Philadelphia was recently voted the third worst sports town in America. The rankings were the “work” of an online gambling web site who won’t be the beneficiary of a citation let alone link in this space, but you can make book elsewhere we are justified in considering the source. Among the factors used in determining the rankings were the decidedly quantifiable number of championships won by professional sports franchises in a given city and, you guessed it, the exceedingly subjective rating of the behavior of local fans. In the latter case, the people behind this particular list noted that Philadelphia fans were “alcoholic rageaholics”, an affliction that should send substance abuse therapists and local barkeeps to their dictionaries (OK, not the barkeeps) to bone up.
Some myths die hard and the legendary rowdy behavior of the local sports fan is one of them. I will resist beating that dead horse again.
On the other hand, the lack of championship trophies and parades on Broad Street are a matter of public record. Regrettably, it doesn’t appear the totals will increase in the near future.
The Eagles, so close a mere year and a half ago, are now a mediocre team as their 4-3 record attests. Their weaknesses are numerous on both sides of the ball and, more critically, on the sidelines themselves.

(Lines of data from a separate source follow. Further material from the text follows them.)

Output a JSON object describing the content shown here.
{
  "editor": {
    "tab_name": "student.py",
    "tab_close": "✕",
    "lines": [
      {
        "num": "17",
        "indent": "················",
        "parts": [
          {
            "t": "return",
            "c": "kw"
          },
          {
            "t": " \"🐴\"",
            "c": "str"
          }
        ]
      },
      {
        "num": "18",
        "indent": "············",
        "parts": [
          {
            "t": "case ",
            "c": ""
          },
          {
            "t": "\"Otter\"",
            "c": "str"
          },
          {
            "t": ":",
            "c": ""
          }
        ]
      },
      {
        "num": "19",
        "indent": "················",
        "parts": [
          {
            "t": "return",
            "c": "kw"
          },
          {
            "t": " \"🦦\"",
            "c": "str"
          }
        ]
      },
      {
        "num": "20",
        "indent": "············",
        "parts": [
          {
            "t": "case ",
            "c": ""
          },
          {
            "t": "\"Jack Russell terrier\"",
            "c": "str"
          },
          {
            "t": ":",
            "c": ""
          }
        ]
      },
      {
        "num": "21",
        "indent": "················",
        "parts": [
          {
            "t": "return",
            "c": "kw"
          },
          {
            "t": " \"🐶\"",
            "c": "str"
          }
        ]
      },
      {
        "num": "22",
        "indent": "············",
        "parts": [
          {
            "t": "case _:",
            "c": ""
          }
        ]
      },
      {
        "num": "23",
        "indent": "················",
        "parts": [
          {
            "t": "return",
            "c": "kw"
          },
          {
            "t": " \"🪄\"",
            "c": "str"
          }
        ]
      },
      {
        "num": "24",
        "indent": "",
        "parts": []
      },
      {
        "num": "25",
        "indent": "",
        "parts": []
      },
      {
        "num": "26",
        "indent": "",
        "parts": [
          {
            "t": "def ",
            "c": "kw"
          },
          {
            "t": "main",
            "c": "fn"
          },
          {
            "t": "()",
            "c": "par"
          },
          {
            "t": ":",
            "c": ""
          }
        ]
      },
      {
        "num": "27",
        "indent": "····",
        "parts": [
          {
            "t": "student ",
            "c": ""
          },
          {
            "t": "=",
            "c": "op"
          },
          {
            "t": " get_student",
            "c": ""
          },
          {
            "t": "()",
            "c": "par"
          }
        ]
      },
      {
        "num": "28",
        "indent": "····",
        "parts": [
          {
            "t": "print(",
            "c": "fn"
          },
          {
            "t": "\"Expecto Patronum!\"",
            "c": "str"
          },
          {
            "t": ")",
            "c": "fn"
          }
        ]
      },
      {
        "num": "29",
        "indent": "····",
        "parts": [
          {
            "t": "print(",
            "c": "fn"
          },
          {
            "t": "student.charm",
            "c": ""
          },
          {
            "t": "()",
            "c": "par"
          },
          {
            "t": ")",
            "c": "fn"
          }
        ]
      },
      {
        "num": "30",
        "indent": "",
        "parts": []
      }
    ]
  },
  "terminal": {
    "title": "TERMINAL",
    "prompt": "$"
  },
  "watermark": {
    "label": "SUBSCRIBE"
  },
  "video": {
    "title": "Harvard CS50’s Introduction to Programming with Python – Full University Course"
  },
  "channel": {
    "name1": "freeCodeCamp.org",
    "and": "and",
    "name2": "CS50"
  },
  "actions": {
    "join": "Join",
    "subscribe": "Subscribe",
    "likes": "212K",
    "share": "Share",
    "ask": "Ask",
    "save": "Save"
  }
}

Coach Andy Reid, a good judge of talent before the games begin, is a rotten administrator when it comes to play-calling and time management. It isn’t as though the final minutes of either half sneak up on Andy; he just doesn’t seem to know what to do when they arrive. Presumably, he runs his charges through two minute drills; the question is, who runs Andy through his? Maybe he should take a cue from the Phillies and hire more ex-head coaches for his staff. Suffice it to say the love affair with Andy is all but over in this town. You know that to be the case when the press, bloggers, cab drivers and hotel doormen all mimic his “This one’s on me” post-game mea-culpas.
Meanwhile, across the street things are even worse if that can be imagined.

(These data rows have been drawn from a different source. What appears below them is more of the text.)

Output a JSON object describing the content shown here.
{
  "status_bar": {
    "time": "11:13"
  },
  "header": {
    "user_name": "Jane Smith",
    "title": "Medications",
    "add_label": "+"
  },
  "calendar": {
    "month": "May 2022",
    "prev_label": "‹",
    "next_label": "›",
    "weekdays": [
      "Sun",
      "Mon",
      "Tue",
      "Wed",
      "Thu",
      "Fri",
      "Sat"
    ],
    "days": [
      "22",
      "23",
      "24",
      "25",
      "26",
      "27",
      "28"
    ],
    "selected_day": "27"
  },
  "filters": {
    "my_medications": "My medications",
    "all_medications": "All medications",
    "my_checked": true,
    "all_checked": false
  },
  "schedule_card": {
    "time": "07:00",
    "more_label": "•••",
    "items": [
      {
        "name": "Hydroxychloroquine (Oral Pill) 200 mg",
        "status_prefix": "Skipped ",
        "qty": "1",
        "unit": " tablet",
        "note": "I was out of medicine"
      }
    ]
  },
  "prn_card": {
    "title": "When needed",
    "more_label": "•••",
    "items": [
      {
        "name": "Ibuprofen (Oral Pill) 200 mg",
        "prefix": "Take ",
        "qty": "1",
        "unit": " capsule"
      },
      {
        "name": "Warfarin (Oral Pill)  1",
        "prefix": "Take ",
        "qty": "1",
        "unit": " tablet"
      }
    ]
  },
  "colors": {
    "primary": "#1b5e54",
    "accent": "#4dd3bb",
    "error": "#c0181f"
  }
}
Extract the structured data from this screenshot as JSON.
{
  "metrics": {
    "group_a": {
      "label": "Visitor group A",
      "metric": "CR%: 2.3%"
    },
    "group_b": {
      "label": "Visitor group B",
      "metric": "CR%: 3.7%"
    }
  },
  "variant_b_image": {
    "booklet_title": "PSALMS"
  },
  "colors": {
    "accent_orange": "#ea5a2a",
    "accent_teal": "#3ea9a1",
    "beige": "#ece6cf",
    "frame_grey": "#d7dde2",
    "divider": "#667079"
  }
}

The Flyers may be the only organization since the Arizona Diamondbacks hired and fired Wally Bachman within forty-eight hours to give a three-year contract extension to their coach only to fire him a few weeks later. I guess owner Ed Snider knows he is on the hook for that one.
Snider wasn’t done with that dismissal, however. The bigger one was his acceptance of GM Bob Clarke’s “resignation” a face-saving affair for both parties. Clarke admitted to being burned out, but the sad truth is that he just couldn’t adjust to the changes taking place in hockey. A lot of folks believe Clarkie couldn’t let go of the bruiser mentality that marked the Flyers when he was a player, and that was his undoing. Unlike his counterpart across the street, however, Clarke was not a particularly astute judge of talent, especially if that talent was born in Eastern Europe or the former Soviet Union. That change in hockey has been going on for a long time, but Clarke was slow to catch on and would probably still like to stick to drafting and acquiring only players with Canadian or US passports.
Clark also had a penchant for acquiring players who had great records against the Flyers, a factor that should have weighed lightly in trying to build a winner. Clarke was also known to trade away players, regret the decision, and try and reacquire them (which he did more a few times if memory serves). That kind of second-guessing has no place at the top of an organization.
Snider could never forget the young Bobby Clarke, who helped bring the neophyte owner of a then-new franchise not one but two championships and parades in successive years in the mid ‘70’s. (Without those titles Philadelphia might have been number one in the poll under consideration.) That debt had been paid many times over by the time the account was finally closed last week.
The prospects for the other occupants of the Wachovia Center are equally dim as the Sixers prepare for another season under another local hero, Mo Cheeks. Poor Mo. He means well and is probably a competent coach, but it is hard to tell when he simply doesn’t have the talent to work with. Not only is he saddled with an aging veteran forward with lousy knees and a crappy attitude in general, he had to stand by all summer and endure rumors that his other marquee player and the face of the franchise for what seems to be forever, was going to be traded at any minute. Did the Sixers try to trade Allen Iverson and find no takers or did they simply believe no one was willing to offer enough in return? The guess here is that they realized for better or for worse that Iverson was the only draw this team still possessed. Did the Sixers believe fans would turn out to see Samuel Dalembert lope up and down the court or the aforementioned veteran with lousy knees show up for fan appreciation night in civvies?
The other burden Cheeks must carry, though no one would necessarily put it this way, is his General Manager, Billy King. For my money King holds the distinction among GM’s in this town of being the worst judge of talent and least capable horse trader of them all. Even had Ed Wade remained in town, King would hold that distinction, no mean feat.
Finally, of course, we have the Phillies. Brace yourselves, sports fans, because the Phillies may just be the best hope to break the long string of local failures. I am not predicting they will win it all next season, but with a few crucial pickups they should finally make it into the post-season, an achievement that only an online betting site would fail to count as a major triumph!